“Atypical” is typical during the days of the COVID-19 pandemic. Like every country, Japan is growing accustomed to peculiar policies and awkward workarounds as commerce and everyday activities carry on as best as possible. Fortunately, transmission remains limited throughout the island nation, perhaps owing to genetic differences or historical pathogen exposure.
Nevertheless, preventive measures will undoubtedly remain in place for the foreseeable future as infections seem primed to increase throughout the winter. Indeed, businesses and authorities have been notably innovative. Anime-inspired copper non-contact hooks are helping residents avoid touching surfaces while robot avatars are standing-in for students during graduation ceremonies.
The entertainment industry has also made some notable adjustments. Haunted houses are operating as drive-throughs to keep customers at a safe distance, and amusement parks are observing “no screaming” rules on silent roller coasters. Even Tokyo governor Yuriko Koike has made the scene; Twitter user Mose (@motulo) created a 3D game wherein the protagonist politician uses her in-game powers to break-up unhygienic public gatherings.
Awata shrine (@awata_shrine) in the Higashiyama ward of Kyoto has also been forced to adapt. The historical hill-top shrine was built before 794, the year in which Kyoto began its stint as the capital of Japan.
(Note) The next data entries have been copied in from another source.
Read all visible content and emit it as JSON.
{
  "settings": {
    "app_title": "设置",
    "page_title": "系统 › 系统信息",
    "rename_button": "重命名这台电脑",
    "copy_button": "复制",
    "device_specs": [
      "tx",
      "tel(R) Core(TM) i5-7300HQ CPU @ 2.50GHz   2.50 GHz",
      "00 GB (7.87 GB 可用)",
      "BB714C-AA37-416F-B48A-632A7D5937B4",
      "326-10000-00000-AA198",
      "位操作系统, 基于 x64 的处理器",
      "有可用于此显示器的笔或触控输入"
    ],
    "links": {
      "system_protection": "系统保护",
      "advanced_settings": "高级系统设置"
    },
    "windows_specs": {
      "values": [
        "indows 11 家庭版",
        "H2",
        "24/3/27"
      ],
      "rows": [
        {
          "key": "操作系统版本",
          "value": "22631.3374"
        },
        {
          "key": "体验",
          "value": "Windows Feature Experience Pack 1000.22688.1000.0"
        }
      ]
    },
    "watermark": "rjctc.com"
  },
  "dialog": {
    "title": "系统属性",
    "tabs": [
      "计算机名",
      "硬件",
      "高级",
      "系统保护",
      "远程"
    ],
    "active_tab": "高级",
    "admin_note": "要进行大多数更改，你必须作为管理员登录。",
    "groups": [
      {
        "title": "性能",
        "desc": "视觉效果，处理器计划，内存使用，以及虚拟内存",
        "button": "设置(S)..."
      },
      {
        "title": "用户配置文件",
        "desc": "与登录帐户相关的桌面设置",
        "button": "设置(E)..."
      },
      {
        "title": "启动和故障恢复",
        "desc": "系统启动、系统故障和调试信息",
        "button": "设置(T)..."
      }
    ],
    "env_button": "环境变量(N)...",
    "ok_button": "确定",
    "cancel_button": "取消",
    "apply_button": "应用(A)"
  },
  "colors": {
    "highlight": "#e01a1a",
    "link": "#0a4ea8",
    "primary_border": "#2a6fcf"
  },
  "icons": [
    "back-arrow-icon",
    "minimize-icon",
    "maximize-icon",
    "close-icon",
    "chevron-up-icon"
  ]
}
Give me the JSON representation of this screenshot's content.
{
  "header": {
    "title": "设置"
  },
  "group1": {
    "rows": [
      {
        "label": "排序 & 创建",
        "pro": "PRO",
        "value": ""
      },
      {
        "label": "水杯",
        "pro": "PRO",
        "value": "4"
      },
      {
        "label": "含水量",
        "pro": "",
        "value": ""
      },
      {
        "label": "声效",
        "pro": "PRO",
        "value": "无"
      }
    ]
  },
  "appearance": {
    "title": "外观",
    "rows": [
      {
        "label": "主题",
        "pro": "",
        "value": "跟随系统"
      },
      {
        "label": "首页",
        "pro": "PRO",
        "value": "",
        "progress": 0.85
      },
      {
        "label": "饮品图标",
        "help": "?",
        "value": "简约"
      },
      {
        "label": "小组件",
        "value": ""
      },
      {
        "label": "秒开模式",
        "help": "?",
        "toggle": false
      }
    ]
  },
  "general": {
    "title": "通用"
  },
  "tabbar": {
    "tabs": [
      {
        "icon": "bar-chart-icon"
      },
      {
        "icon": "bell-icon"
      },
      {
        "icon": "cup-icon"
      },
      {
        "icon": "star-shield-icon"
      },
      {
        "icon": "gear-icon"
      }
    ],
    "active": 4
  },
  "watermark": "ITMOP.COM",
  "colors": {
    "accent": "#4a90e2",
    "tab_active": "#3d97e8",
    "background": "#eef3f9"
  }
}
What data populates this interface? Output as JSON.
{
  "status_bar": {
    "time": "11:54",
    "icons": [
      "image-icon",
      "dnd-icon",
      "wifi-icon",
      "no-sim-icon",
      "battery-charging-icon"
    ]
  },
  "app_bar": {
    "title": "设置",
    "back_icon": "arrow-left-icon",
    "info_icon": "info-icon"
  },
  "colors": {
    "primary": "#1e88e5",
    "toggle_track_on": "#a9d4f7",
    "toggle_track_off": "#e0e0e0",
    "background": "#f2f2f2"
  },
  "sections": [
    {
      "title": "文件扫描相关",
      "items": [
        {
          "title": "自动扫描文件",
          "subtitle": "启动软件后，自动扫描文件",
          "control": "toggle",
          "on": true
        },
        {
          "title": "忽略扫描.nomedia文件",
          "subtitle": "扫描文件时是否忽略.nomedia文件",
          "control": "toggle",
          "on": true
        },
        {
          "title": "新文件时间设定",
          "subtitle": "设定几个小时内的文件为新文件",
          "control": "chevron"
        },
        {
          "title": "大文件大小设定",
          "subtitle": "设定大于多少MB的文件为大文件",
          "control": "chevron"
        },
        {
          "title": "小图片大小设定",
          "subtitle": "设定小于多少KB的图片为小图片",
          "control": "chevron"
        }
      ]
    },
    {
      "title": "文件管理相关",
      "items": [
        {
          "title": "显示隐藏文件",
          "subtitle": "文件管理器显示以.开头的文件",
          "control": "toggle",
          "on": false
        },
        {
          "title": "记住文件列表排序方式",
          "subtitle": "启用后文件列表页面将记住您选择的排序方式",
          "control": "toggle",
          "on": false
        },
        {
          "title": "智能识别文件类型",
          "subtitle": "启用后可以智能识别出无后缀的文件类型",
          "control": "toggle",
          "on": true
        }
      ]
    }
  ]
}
During the Edo period, it marked the beginning of the Tokai-do road, a major centrally-administered route connecting Kyoto and Edo, modern-day Tokyo.
The rest of the article can be viewed on our partner’s website, grape Japan at ”Awata Shrine in Kyoto adopts a whimsical and winsome measure to prevent COVID spread.“